Do you call yourself an “environmentalist?”

Anyone else feel that this is a vague and inaccurate label or term? “Environmentalist” means you are…what? Aware of the environment or ecology or systems theory or what? The environment, that awesome and nondescript place. But beavers kill trees, so is a “good environmentalist” supposed to club beavers? (Blatant “Arrested Development” hoist) It’s just more of the same display of vague language that dilutes any meaning and specificity that could potentially increase positive discourse.

Maybe someone should start a movement for “technologists.” Wouldn’t that ruffle some non-endangered species’ feathers? How about this exchange:

“Yeah, I work as a computer programmer.”

“Oh, so do you technologists believe that our technology can help our society progess?”

“Ummm, I make graphics for Mac programs, so I’m not sure what you’re talking about exactly without more information.”

“But all you technologists care about are computers.”

“Ummm, I work for about 40 hours a week and have lots of hobbies and a family and yes, use some cool gadgets to help me live a balanced life.”

Anyway, I’ve beaten that point to death. But how weird is it to be called an “environmentalist” when I really spend my energy dealing with river issues, for instance. I also am just shy of officially becoming a “psychologist.” The word “environment” carries a very large amount of importance in my work, too.

Hrmm, maybe I should call myself a “social environmentalist” then. There’s social ecology, too. No wonder I’m confused.

And when did the phrase “Global Warming” hijack anything and everything that has to anything to do with conservation and ecological issues?


Saying Good-bye

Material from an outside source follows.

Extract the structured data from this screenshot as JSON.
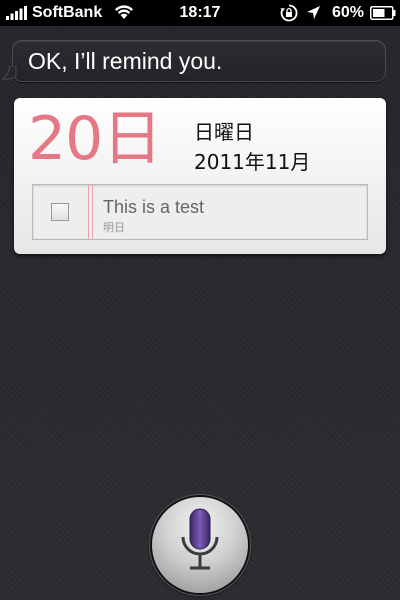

Almost 4 years in one place – one house, one town, one main job (grad school). This is the longest I’ve been in one place in quite some time. I suppose I lived in Ann Arbor for longer during my undergrad yeras, but there was a new room or new house every year. Even going back to Ann Arbor for over a year afterwards was great, but still different.

But this place, this land, this community, this endeavor, these people – it’s going to be so hard to leave, and I’m sure leaving won’t be just driving away. It’s already started, and I’m sure it will continue after the house is packed up and we roll out of town. The connections, the trials, the work, the experiences. Rich. Heavy.

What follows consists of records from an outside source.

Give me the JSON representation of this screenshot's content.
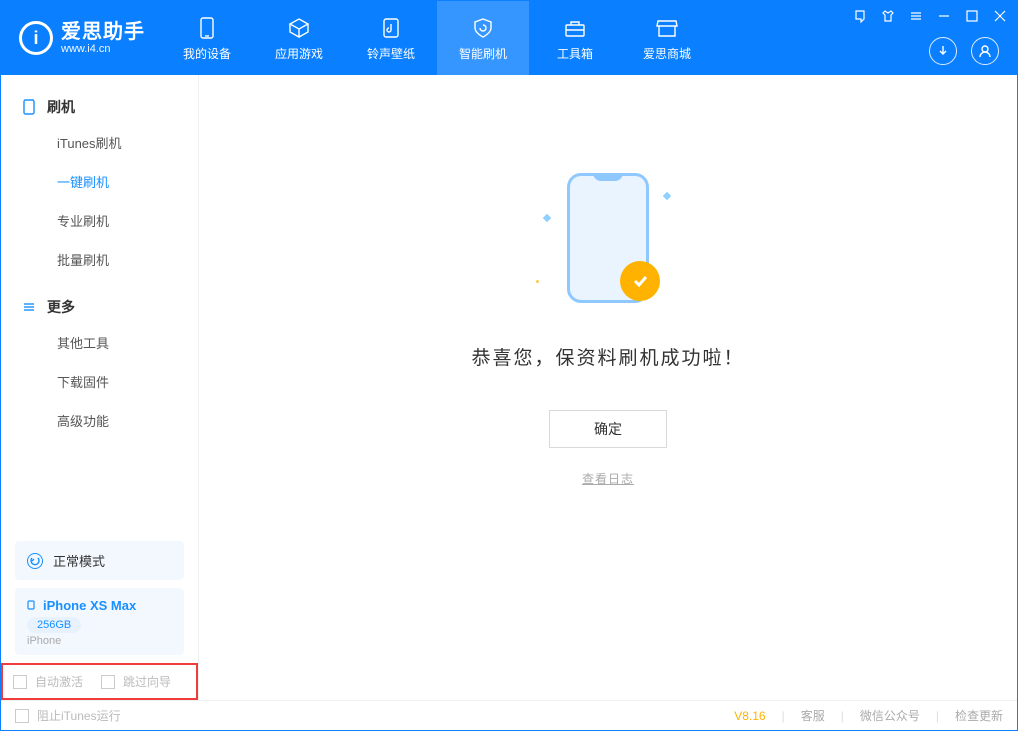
{
  "app": {
    "name": "爱思助手",
    "url": "www.i4.cn"
  },
  "nav": {
    "items": [
      {
        "label": "我的设备"
      },
      {
        "label": "应用游戏"
      },
      {
        "label": "铃声壁纸"
      },
      {
        "label": "智能刷机"
      },
      {
        "label": "工具箱"
      },
      {
        "label": "爱思商城"
      }
    ],
    "active_index": 3
  },
  "sidebar": {
    "groups": [
      {
        "title": "刷机",
        "items": [
          "iTunes刷机",
          "一键刷机",
          "专业刷机",
          "批量刷机"
        ],
        "active_index": 1
      },
      {
        "title": "更多",
        "items": [
          "其他工具",
          "下载固件",
          "高级功能"
        ]
      }
    ],
    "mode_card": {
      "label": "正常模式"
    },
    "device_card": {
      "name": "iPhone XS Max",
      "storage": "256GB",
      "type": "iPhone"
    },
    "checkbox1": "自动激活",
    "checkbox2": "跳过向导"
  },
  "main": {
    "success_msg": "恭喜您，保资料刷机成功啦！",
    "ok_label": "确定",
    "log_label": "查看日志"
  },
  "footer": {
    "block_itunes": "阻止iTunes运行",
    "version": "V8.16",
    "links": [
      "客服",
      "微信公众号",
      "检查更新"
    ]
  }
}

It is safe to say that I have never connected to people and a place like I have here. Truly. It speaks to the power of this place and people, but also to my own journey and growth. It has rarely been easy, but I’ve gotten my hands in things I’ve always wanted to do. I’ve pushed harder than I’ve ever pushed.

The wild thing is that we don’t even know where we’ll be living next year…where the boys will be in daycare. Sure I know where my Internship will be, but there’s no place lined up, no other income. Fortunately, there are some family and friends in that area, but they can’t really put a roof over our heads for the most part.

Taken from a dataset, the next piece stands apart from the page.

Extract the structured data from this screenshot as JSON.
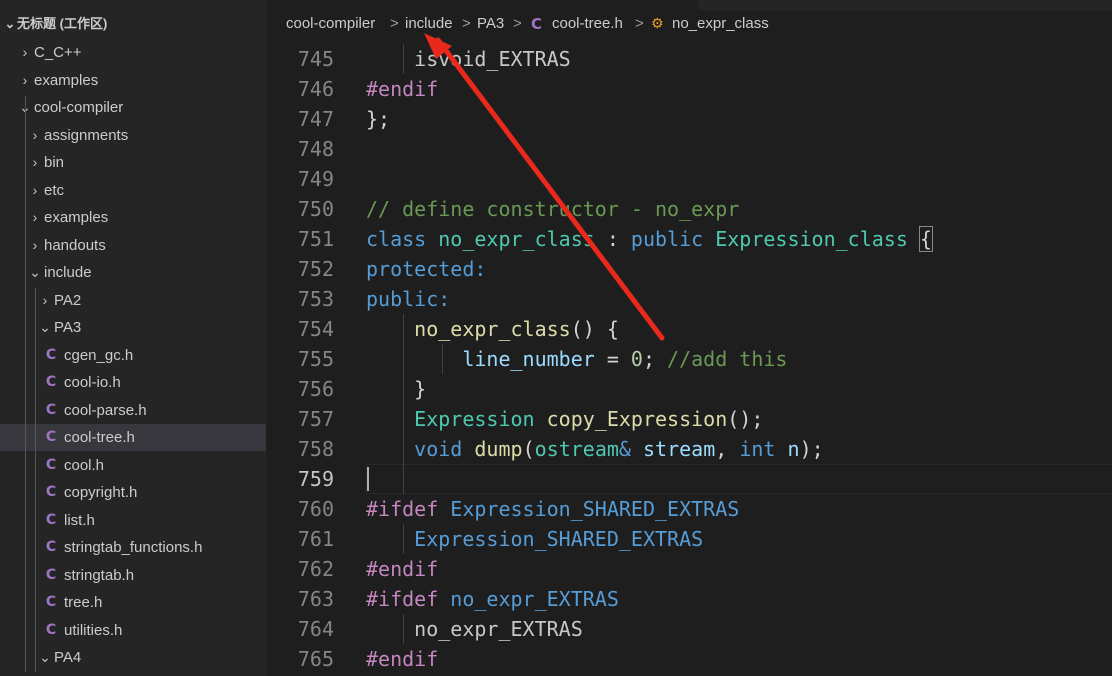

But the attention right now is on the good-bye. There are some rituals in my program that will happen in a week. I’ll have to think of some for myself as well.

The way life unfolds continues to blow me away. Even at this moment, I am seeing a client/patient who has been through a great deal of loss recently. He is struggling to say good-bye while at the same time moving forward with his own health. Recently, I reminded him that my time here is limited as well. My next move is public knowledge. He quickly tensed up, fearing another loss and more abandonment.

So, I’ll finish up this section of my training with a parallel process working it’s magic. We are both learning how to let go, to say good-bye, to open up to new beginnings, and to just saying “Yes” to the unfolding of life. Right at this critical intersection, we’ll have to say good-bye to each other.

I have left places with a bummed heart. I have left places with a middle finger flying in the air as I drove away. I have left places without barely noticing. I have left places wondering why I was leaving.

I will leave this place in such a new and different way. In that process I will say “Good-Bye.” I hope I do it well.